* **Task objective**
What you give back must match the data exactly, minus the pictures.

[[ Information, beginning ]]

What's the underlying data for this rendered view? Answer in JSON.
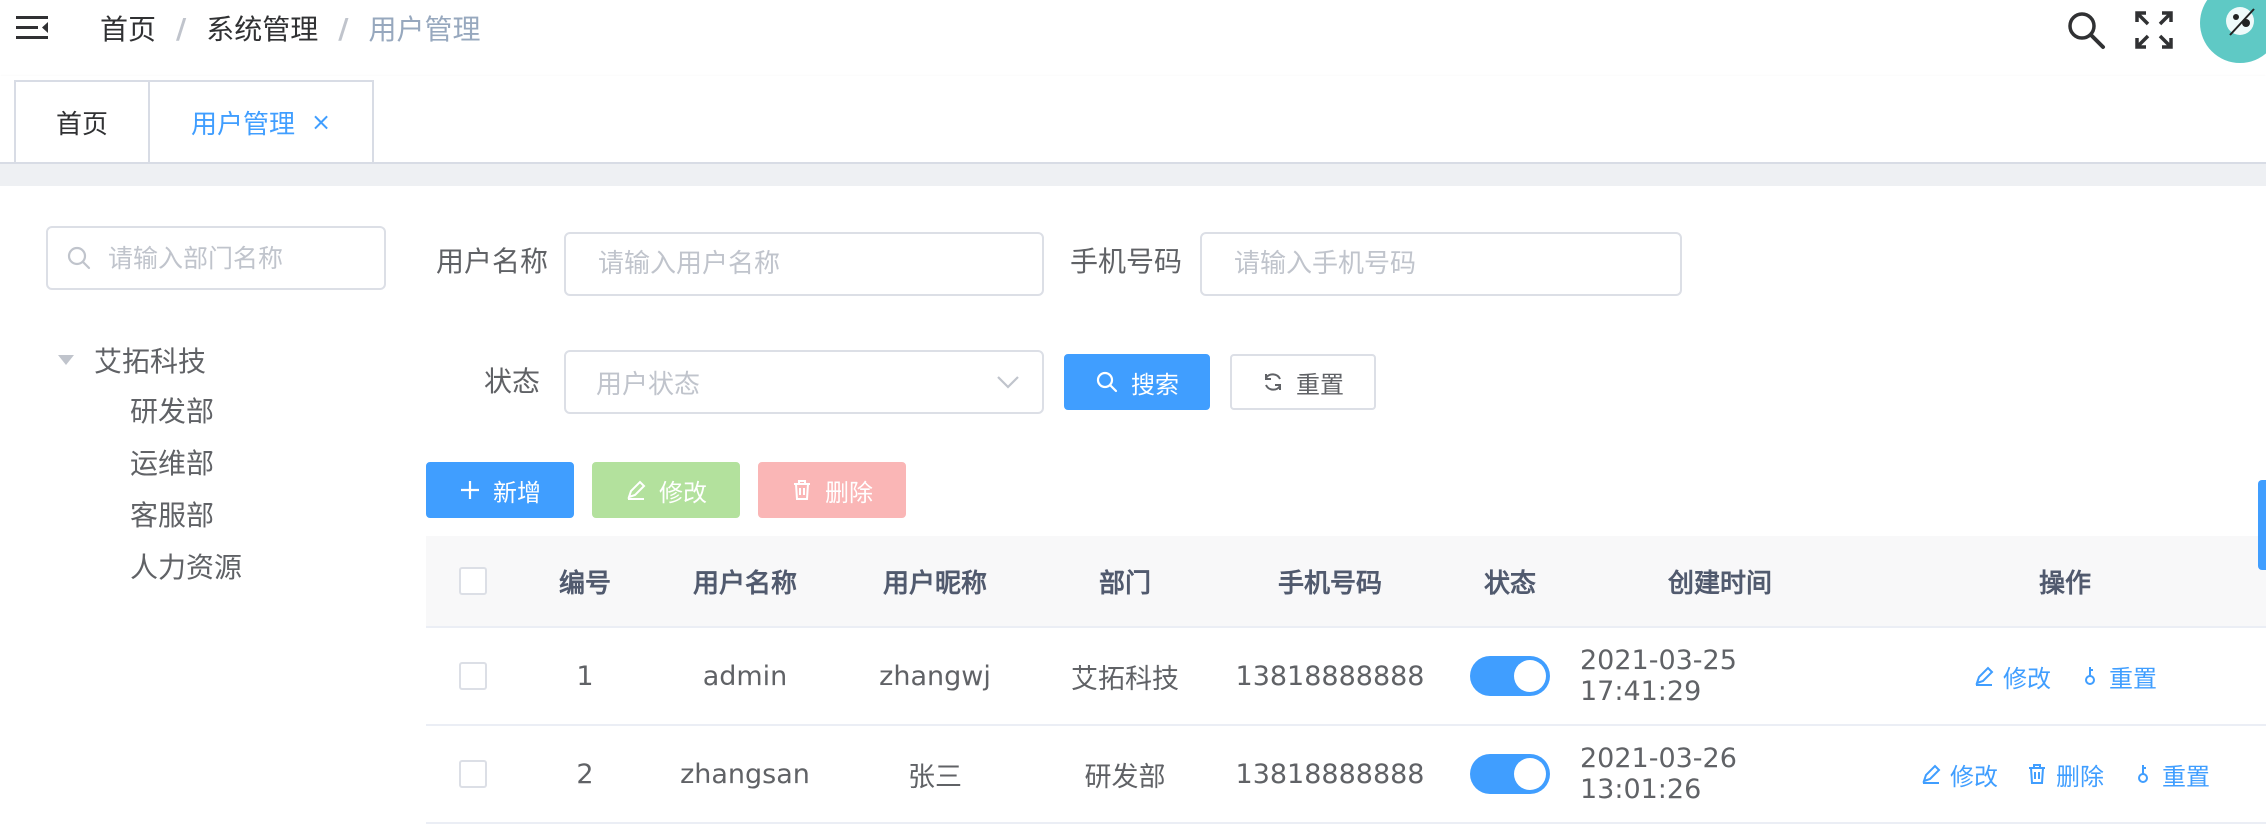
{
  "breadcrumb": [
    "首页",
    "系统管理",
    "用户管理"
  ],
  "breadcrumb_separator": "/",
  "tags": {
    "home": "首页",
    "active": "用户管理",
    "close": "×"
  },
  "dept": {
    "search_placeholder": "请输入部门名称",
    "root": "艾拓科技",
    "children": [
      "研发部",
      "运维部",
      "客服部",
      "人力资源"
    ]
  },
  "form": {
    "username_label": "用户名称",
    "username_placeholder": "请输入用户名称",
    "phone_label": "手机号码",
    "phone_placeholder": "请输入手机号码",
    "status_label": "状态",
    "status_placeholder": "用户状态",
    "search_button": "搜索",
    "reset_button": "重置"
  },
  "toolbar": {
    "add": "新增",
    "edit": "修改",
    "delete": "删除"
  },
  "table": {
    "headers": [
      "编号",
      "用户名称",
      "用户昵称",
      "部门",
      "手机号码",
      "状态",
      "创建时间",
      "操作"
    ],
    "rows": [
      {
        "id": "1",
        "username": "admin",
        "nickname": "zhangwj",
        "dept": "艾拓科技",
        "phone": "13818888888",
        "status": true,
        "created": "2021-03-25 17:41:29",
        "ops": [
          "修改",
          "重置"
        ]
      },
      {
        "id": "2",
        "username": "zhangsan",
        "nickname": "张三",
        "dept": "研发部",
        "phone": "13818888888",
        "status": true,
        "created": "2021-03-26 13:01:26",
        "ops": [
          "修改",
          "删除",
          "重置"
        ]
      }
    ]
  },
  "colors": {
    "primary": "#409eff",
    "success_disabled": "#b3e19d",
    "danger_disabled": "#fab6b6",
    "avatar": "#5fc9c5"
  }
}
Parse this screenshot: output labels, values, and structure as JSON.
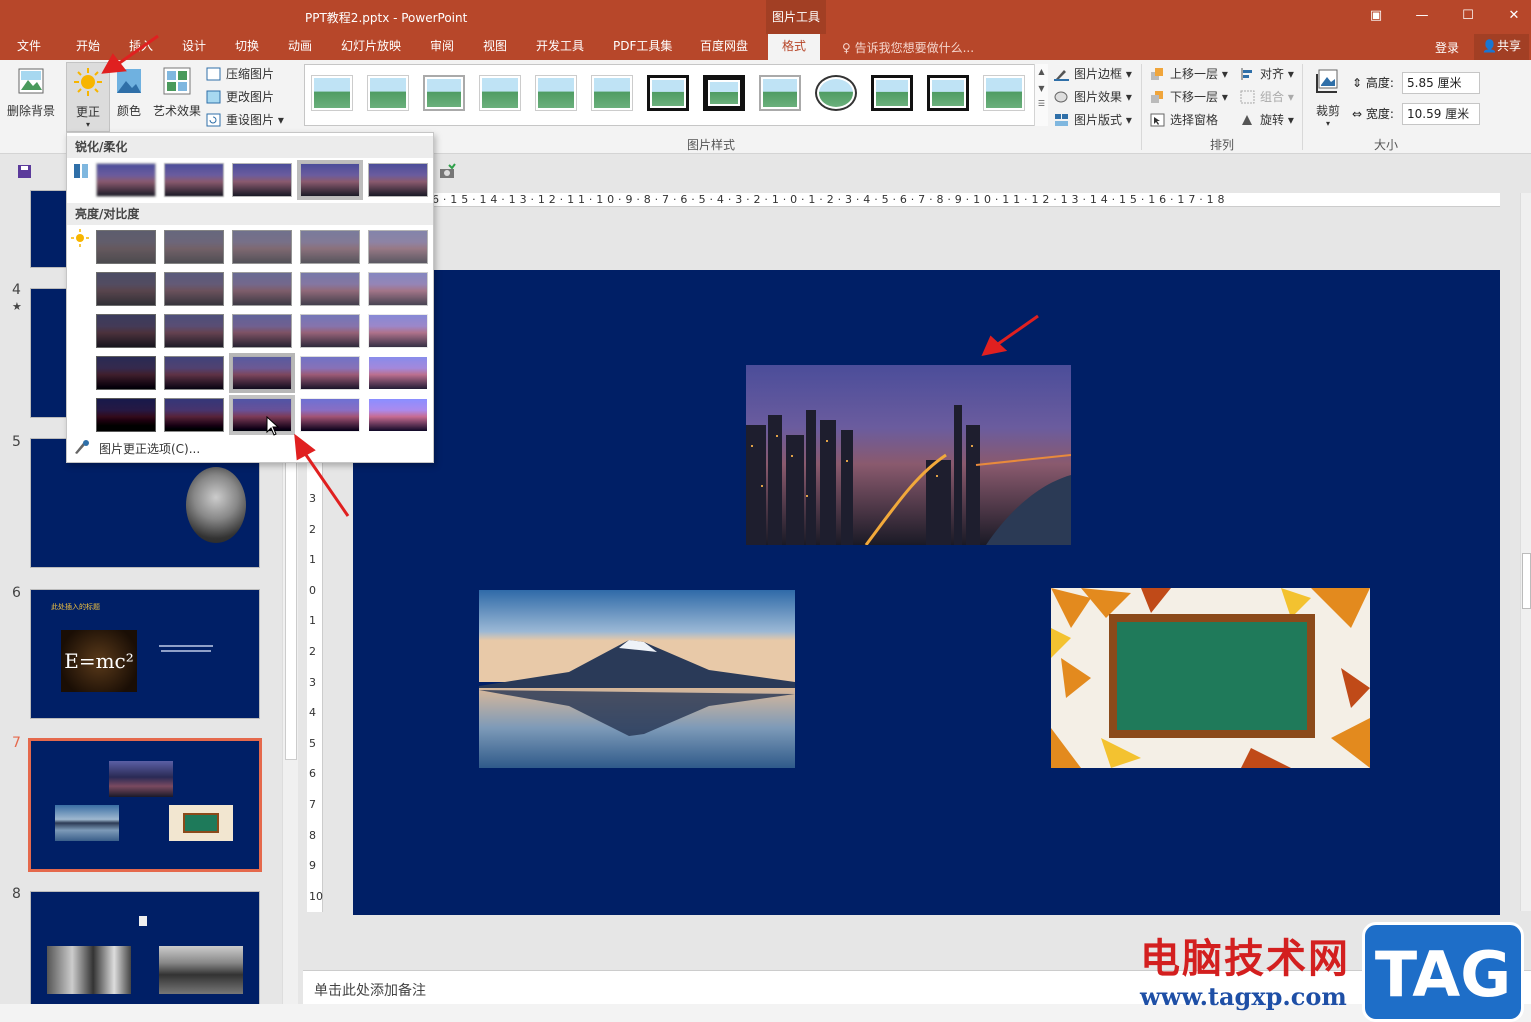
{
  "window": {
    "title": "PPT教程2.pptx - PowerPoint",
    "context_tool": "图片工具"
  },
  "tabs": [
    "文件",
    "开始",
    "插入",
    "设计",
    "切换",
    "动画",
    "幻灯片放映",
    "审阅",
    "视图",
    "开发工具",
    "PDF工具集",
    "百度网盘",
    "格式"
  ],
  "active_tab": "格式",
  "tell_me": "告诉我您想要做什么...",
  "login": "登录",
  "share": "共享",
  "ribbon": {
    "remove_bg": "删除背景",
    "corrections": "更正",
    "color": "颜色",
    "artistic": "艺术效果",
    "compress": "压缩图片",
    "change_pic": "更改图片",
    "reset_pic": "重设图片",
    "picture_border": "图片边框",
    "picture_effects": "图片效果",
    "picture_layout": "图片版式",
    "picture_styles_label": "图片样式",
    "bring_forward": "上移一层",
    "send_backward": "下移一层",
    "selection_pane": "选择窗格",
    "align": "对齐",
    "group": "组合",
    "rotate": "旋转",
    "arrange_label": "排列",
    "crop": "裁剪",
    "height_label": "高度:",
    "height_value": "5.85 厘米",
    "width_label": "宽度:",
    "width_value": "10.59 厘米",
    "size_label": "大小"
  },
  "dropdown": {
    "section1": "锐化/柔化",
    "section2": "亮度/对比度",
    "footer": "图片更正选项(C)..."
  },
  "thumbnails": [
    {
      "num": "4",
      "star": "★"
    },
    {
      "num": "5"
    },
    {
      "num": "6",
      "title": "此处插入的标题",
      "formula": "E=mc²"
    },
    {
      "num": "7"
    },
    {
      "num": "8"
    }
  ],
  "ruler_h": "6·15·14·13·12·11·10·9·8·7·6·5·4·3·2·1·0·1·2·3·4·5·6·7·8·9·10·11·12·13·14·15·16·17·18",
  "ruler_v": [
    "3",
    "2",
    "1",
    "0",
    "1",
    "2",
    "3",
    "4",
    "5",
    "6",
    "7",
    "8",
    "9",
    "10"
  ],
  "notes": "单击此处添加备注",
  "watermark": {
    "text": "电脑技术网",
    "url": "www.tagxp.com",
    "tag": "TAG"
  },
  "colors": {
    "accent": "#b7472a",
    "slide_bg": "#001f66",
    "selection": "#e5694c"
  }
}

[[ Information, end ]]

* **Output of the task**
What's the underlying data for this rendered view? Answer in JSON.
{
  "breadcrumb": [
    "首页",
    "系统管理",
    "用户管理"
  ],
  "breadcrumb_separator": "/",
  "tags": {
    "home": "首页",
    "active": "用户管理",
    "close": "×"
  },
  "dept": {
    "search_placeholder": "请输入部门名称",
    "root": "艾拓科技",
    "children": [
      "研发部",
      "运维部",
      "客服部",
      "人力资源"
    ]
  },
  "form": {
    "username_label": "用户名称",
    "username_placeholder": "请输入用户名称",
    "phone_label": "手机号码",
    "phone_placeholder": "请输入手机号码",
    "status_label": "状态",
    "status_placeholder": "用户状态",
    "search_button": "搜索",
    "reset_button": "重置"
  },
  "toolbar": {
    "add": "新增",
    "edit": "修改",
    "delete": "删除"
  },
  "table": {
    "headers": [
      "编号",
      "用户名称",
      "用户昵称",
      "部门",
      "手机号码",
      "状态",
      "创建时间",
      "操作"
    ],
    "rows": [
      {
        "id": "1",
        "username": "admin",
        "nickname": "zhangwj",
        "dept": "艾拓科技",
        "phone": "13818888888",
        "status": true,
        "created": "2021-03-25 17:41:29",
        "ops": [
          "修改",
          "重置"
        ]
      },
      {
        "id": "2",
        "username": "zhangsan",
        "nickname": "张三",
        "dept": "研发部",
        "phone": "13818888888",
        "status": true,
        "created": "2021-03-26 13:01:26",
        "ops": [
          "修改",
          "删除",
          "重置"
        ]
      }
    ]
  },
  "colors": {
    "primary": "#409eff",
    "success_disabled": "#b3e19d",
    "danger_disabled": "#fab6b6",
    "avatar": "#5fc9c5"
  }
}
Parse this screenshot: output labels, values, and structure as JSON.
{
  "window": {
    "title": "PPT教程2.pptx - PowerPoint",
    "context_tool": "图片工具"
  },
  "tabs": [
    "文件",
    "开始",
    "插入",
    "设计",
    "切换",
    "动画",
    "幻灯片放映",
    "审阅",
    "视图",
    "开发工具",
    "PDF工具集",
    "百度网盘",
    "格式"
  ],
  "active_tab": "格式",
  "tell_me": "告诉我您想要做什么...",
  "login": "登录",
  "share": "共享",
  "ribbon": {
    "remove_bg": "删除背景",
    "corrections": "更正",
    "color": "颜色",
    "artistic": "艺术效果",
    "compress": "压缩图片",
    "change_pic": "更改图片",
    "reset_pic": "重设图片",
    "picture_border": "图片边框",
    "picture_effects": "图片效果",
    "picture_layout": "图片版式",
    "picture_styles_label": "图片样式",
    "bring_forward": "上移一层",
    "send_backward": "下移一层",
    "selection_pane": "选择窗格",
    "align": "对齐",
    "group": "组合",
    "rotate": "旋转",
    "arrange_label": "排列",
    "crop": "裁剪",
    "height_label": "高度:",
    "height_value": "5.85 厘米",
    "width_label": "宽度:",
    "width_value": "10.59 厘米",
    "size_label": "大小"
  },
  "dropdown": {
    "section1": "锐化/柔化",
    "section2": "亮度/对比度",
    "footer": "图片更正选项(C)..."
  },
  "thumbnails": [
    {
      "num": "4",
      "star": "★"
    },
    {
      "num": "5"
    },
    {
      "num": "6",
      "title": "此处插入的标题",
      "formula": "E=mc²"
    },
    {
      "num": "7"
    },
    {
      "num": "8"
    }
  ],
  "ruler_h": "6·15·14·13·12·11·10·9·8·7·6·5·4·3·2·1·0·1·2·3·4·5·6·7·8·9·10·11·12·13·14·15·16·17·18",
  "ruler_v": [
    "3",
    "2",
    "1",
    "0",
    "1",
    "2",
    "3",
    "4",
    "5",
    "6",
    "7",
    "8",
    "9",
    "10"
  ],
  "notes": "单击此处添加备注",
  "watermark": {
    "text": "电脑技术网",
    "url": "www.tagxp.com",
    "tag": "TAG"
  },
  "colors": {
    "accent": "#b7472a",
    "slide_bg": "#001f66",
    "selection": "#e5694c"
  }
}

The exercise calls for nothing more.